Filmmaking duo Anna Boden and Ryan Fleck‘s latest Mississippi Grind is an interesting creature. It has no ulterior motives whatsoever and that’s a unique attribute for a movie about gambling. You can’t watch loudmouth storyteller Curtis (Ryan Reynolds) happen upon the same poker table as down on his luck sad sack Gerry (Ben Mendelsohn) without knowing he’s in the midst of a con. We don’t know what he could want from a guy who is joining sixty-dollar buy-in tournaments to pray he’ll be able to pay-off the numerous people he owes, but something just isn’t right. And if somehow Curtis is genuinely a good-natured guy who wants nothing more than a good time, it must be Gerry working an angle.

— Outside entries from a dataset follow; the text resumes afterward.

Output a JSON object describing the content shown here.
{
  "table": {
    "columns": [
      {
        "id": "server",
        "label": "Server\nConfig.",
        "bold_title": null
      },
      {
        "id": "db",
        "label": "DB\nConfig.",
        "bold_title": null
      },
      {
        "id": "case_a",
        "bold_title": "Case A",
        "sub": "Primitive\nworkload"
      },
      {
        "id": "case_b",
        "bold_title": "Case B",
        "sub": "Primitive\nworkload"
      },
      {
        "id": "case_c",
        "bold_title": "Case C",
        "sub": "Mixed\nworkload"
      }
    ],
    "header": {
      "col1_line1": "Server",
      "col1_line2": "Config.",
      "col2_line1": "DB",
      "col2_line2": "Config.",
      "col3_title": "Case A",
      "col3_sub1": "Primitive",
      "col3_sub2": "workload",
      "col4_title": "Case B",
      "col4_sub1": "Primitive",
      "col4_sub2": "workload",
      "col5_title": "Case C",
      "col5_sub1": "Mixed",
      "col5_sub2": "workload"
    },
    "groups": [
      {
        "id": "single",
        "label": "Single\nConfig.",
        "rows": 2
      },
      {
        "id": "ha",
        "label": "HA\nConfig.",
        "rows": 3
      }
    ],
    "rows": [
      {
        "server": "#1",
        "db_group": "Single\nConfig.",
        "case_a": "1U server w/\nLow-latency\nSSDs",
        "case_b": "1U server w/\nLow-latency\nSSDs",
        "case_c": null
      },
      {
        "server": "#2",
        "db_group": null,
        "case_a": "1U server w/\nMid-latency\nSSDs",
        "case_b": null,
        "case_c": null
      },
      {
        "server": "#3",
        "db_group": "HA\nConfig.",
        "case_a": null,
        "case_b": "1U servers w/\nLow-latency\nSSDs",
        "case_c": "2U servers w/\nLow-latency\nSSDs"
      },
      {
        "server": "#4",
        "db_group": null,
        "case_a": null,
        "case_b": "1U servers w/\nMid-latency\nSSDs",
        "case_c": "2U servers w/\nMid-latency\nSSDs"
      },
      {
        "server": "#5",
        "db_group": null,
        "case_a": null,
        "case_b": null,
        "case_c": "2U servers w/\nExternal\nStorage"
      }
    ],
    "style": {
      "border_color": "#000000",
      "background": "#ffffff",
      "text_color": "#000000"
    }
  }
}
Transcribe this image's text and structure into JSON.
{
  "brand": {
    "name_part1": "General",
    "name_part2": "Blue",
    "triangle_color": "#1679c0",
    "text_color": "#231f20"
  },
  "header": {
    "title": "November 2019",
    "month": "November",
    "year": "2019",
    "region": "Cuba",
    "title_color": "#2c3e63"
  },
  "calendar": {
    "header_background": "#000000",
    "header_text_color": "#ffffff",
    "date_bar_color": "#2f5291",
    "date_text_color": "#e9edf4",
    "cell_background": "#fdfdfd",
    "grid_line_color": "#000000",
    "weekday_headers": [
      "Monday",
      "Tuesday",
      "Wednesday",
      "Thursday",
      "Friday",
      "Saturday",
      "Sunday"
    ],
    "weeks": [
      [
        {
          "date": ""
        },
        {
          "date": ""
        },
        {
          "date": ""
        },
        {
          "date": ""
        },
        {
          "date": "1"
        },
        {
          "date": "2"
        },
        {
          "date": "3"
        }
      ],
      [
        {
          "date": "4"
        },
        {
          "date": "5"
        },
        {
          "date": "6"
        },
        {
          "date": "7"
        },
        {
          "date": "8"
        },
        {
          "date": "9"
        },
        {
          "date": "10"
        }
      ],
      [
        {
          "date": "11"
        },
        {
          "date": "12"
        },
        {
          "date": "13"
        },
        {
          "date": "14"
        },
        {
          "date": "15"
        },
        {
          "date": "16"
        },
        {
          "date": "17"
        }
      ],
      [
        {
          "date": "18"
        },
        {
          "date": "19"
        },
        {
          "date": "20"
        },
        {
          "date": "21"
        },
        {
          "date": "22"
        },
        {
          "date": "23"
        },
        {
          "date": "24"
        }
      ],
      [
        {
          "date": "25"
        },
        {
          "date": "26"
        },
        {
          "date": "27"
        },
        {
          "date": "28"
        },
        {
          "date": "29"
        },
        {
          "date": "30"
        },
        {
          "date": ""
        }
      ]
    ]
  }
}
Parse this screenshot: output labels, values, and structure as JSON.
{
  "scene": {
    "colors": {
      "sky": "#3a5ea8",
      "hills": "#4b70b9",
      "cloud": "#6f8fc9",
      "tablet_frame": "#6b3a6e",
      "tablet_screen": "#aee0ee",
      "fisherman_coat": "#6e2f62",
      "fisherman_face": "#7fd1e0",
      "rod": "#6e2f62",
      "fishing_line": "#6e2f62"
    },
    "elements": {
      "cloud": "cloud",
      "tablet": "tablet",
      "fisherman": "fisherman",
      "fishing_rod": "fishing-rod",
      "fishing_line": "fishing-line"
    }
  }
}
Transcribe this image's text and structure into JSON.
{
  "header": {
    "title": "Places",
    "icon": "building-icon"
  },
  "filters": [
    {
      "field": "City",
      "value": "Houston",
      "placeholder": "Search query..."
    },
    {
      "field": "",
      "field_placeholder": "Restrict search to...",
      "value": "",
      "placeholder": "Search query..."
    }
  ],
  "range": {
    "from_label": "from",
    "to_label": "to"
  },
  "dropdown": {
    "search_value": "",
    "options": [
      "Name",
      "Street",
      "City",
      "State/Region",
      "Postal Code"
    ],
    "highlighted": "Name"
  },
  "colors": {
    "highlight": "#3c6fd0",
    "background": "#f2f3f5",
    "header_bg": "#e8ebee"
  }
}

I don’t think it’s a spoiler to say that neither is duping anyone but himself. Their tale of adventure down the Mississippi River to earn twenty-five large—Curtis staking and Gerry playing—and a seat at the infamous Tony Roundtree’s table is simply one of woe, guilt, tragedy, and the quest for a rock-bottom both are in desperate need of hitting to finally pull themselves up. We get a taste of this reality check when Curtis is having a heart-to-heart with former flame Simone (Sienna Miller), the details of which appear to label what he’s doing with Gerry as the same old pattern. “The journey is the destination” and fortune cookie rhetoric to mask the loneliness and sorrow get him up in the morning as the rush of the unknown sustains him.
Gerry has it a bit worse as he has been teetering on ground zero for what must be months or more. He’s already lost his wife (Robin Weigert) and daughter, has bookies threatening to kill his cat or worse (Alfre Woodard oddly enough plays the calmest and therefore most fierce of them all in a very brief cameo), and finds himself in the middle of the worst losing streak of his life. It’s Curtis’ arrival as a rabbit’s foot in shining armor that seems to be turning things around. The guy can’t lose—not even a 50/50 flip of a coin. If Gerry can persuade him to team up and make this trip he knows they can clear big cash to experience a story they’ll cherish forever and the bread to start anew.
But promises they’ve made themselves and others aren’t easily kept when you’re living life one hand at a time with the bottom of a bourbon glass to keep you warm. Boden and Fleck purposefully structure their film to paint one man as the mess and the other as wild and secure with nothing tying him down or quelling his appetite for risk. It isn’t long before we realize, however, that the latter is as broken and lost as the former. They’ve both ruined relationships, drift around from city to city because they fear going home, and crave the allure of victory. Curtis is pragmatic and logical, able to call it quits when the good has gotten too good, though. Gerry doesn’t know the definition of stopping.
Because these characters are so similar beneath their disparate surfaces, it can be frustrating that nothing crazy happens between them. We anticipate huge drama that never comes, but this isn’t the fault of the directors or the film itself. Mississippi Grind is a lesson in not letting expectations or presumptions rule your experience when looking at a piece of art. This movie isn’t beholden to a set of rules and regulations to be what everything else is. We should be ecstatic that it doesn’t tread that same tired path we’ve seen countless times before. Give me a year or two to rewatch knowing the plot so I don’t project my hypotheses upon it and I could see myself loving it. Sadly I’m writing this after my initial viewing.
In this context it feels slight and full of missed opportunities for drama despite the character trajectories being highly dramatic. Both Curtis and Gerry go through the wringer of highs and lows, trust and mistrust, confidence and hopelessness. This roller coaster proves to be an emotionally draining ride that’s helped by Reynolds’ sarcastic wit and Mendelsohn’s addict itching for the next score. They go to some dark places, get bruised and battered in the process, and return to pasts they still aren’t ready to face. Curtis puts on a good show for himself as the compassionate hero living vicariously through another because he doesn’t have the guts to take that insane risk and Gerry never wavers from the thought his time will come.
We don’t need flashy sleight-of-hand because that’s not Boden and Fleck’s goal. They’re aiming at the human psyche and our capacity to implode without regard of our own wellbeing. This doesn’t mean a touch of “magic” isn’t sprinkled in with verbal and visual cues highlighting a recurring motif of luck/destiny through “rainbows”, but it’s more a wink than plot device with any credence beyond the irrational sense of importance Curtis and Gerry place upon it. I’ll be honest in saying the ending’s direction is unexpected, but I understand why. It’s not the dark conclusion you feel awaits nor the happily ever after you fear. It’s instead bittersweet like the whole’s over-arching adult parable of redemption. But the question remains whether this pair is ready to accept it.
courtesy of TIFF